JL: Well, I’ve organized my team by program and audience primarily. So, I have one person who’s dedicated to the SEs and the SAE training, but he also has responsibility for our sales and presales certifications that are used both internally and for our partners.

I have someone else who is focused specifically on selling skills. And then I have an individual who’s responsible for our just-in-time learning or continuous learning. So, the regular cadence of product updates, industry updates, competitive updates, as well as then an onboarding person. That’s a very good, cohesive team and I just try to keep us all together.

When the requests are coming in, we look at them and prioritize them against what we might already be doing and determine if we have a need to shift priorities. And obviously that’s not just my decision. I’d be working collaboratively with my manager and our extended team of content strategy members who would also weigh in on those decisions.

SS: Excellent. Well, I know that you’re new to the role, but Poly is very lucky to have you join the sales enablement team there. Thank you so much for joining us here on this podcast today.

JL: Thank you.

SS: To our audience, thanks for listening. For more insights, tips, and expertise from sales enablement leaders, visit salesenablement.pro. If there’s something you’d like to share or a topic you’d like to learn more about, please let us know. We’d love to hear from you.

Be great at what you do.

Get started - it's free.

Must be 6 or more characters

By signing up, you accept the Privacy and Terms and you can manage your settings or unsubscribe at any time.

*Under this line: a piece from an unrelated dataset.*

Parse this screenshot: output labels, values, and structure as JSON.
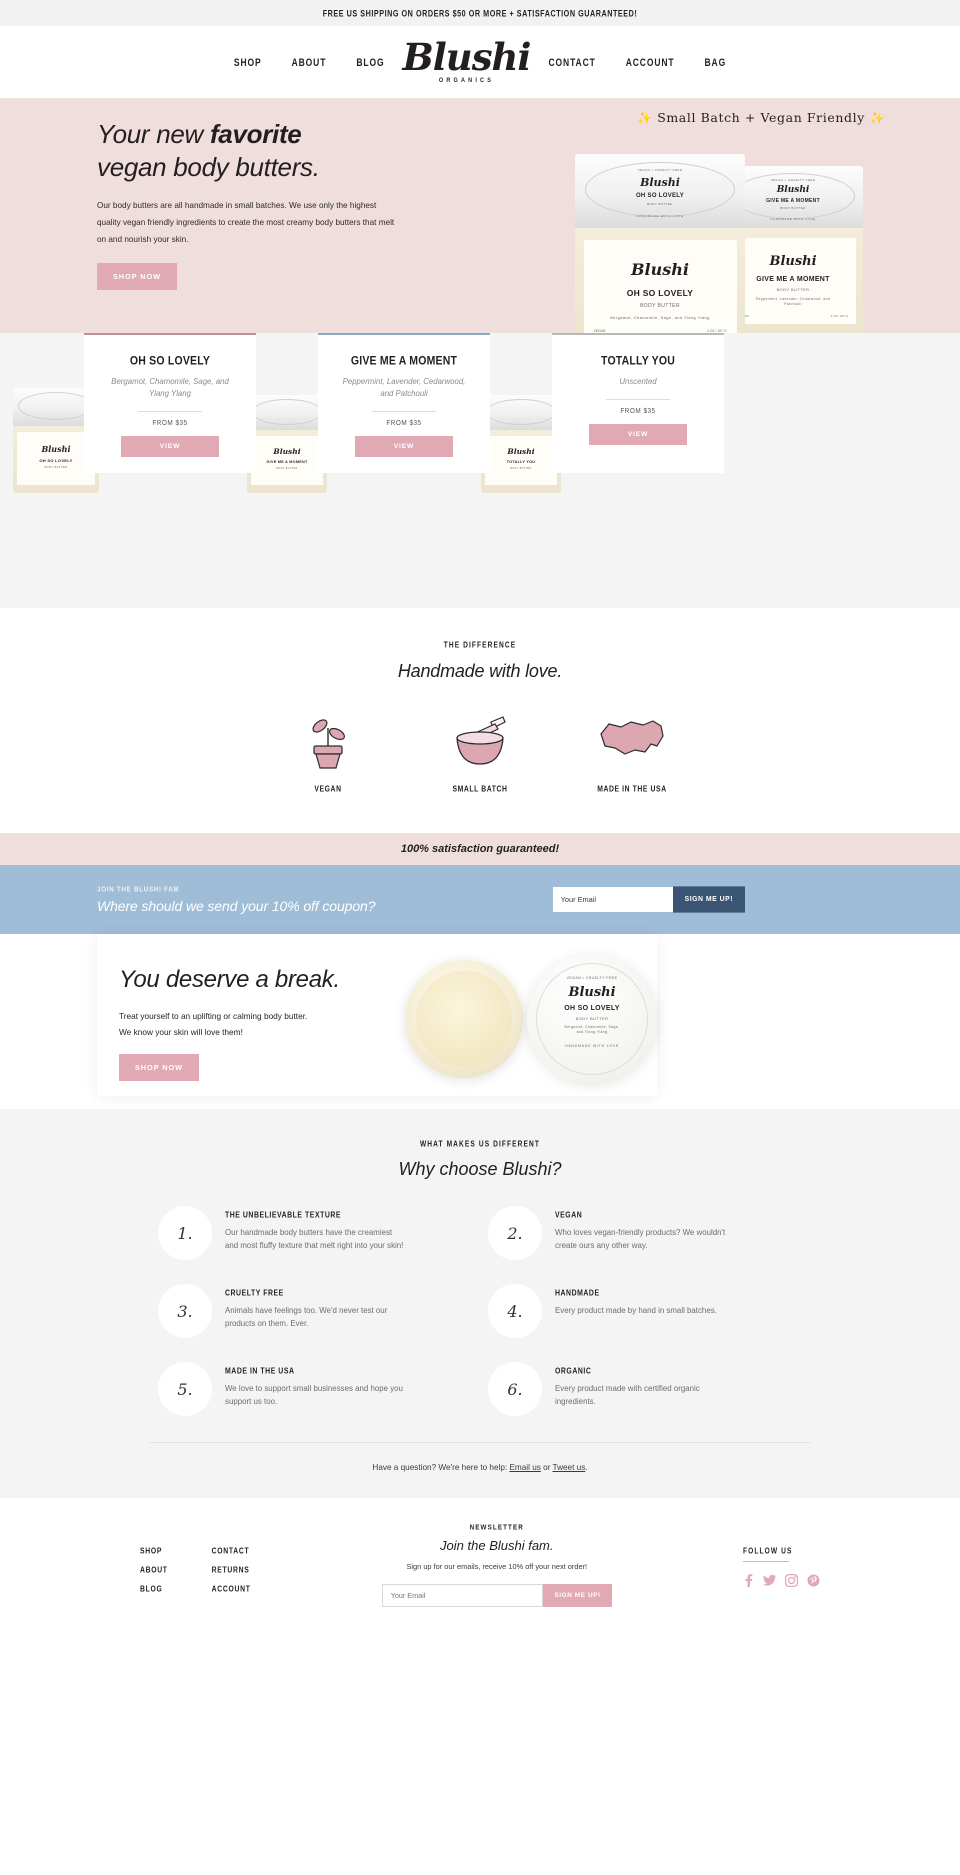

Sign In

Forgot your password?

Please provide your email

You've earned points!

Site Interaction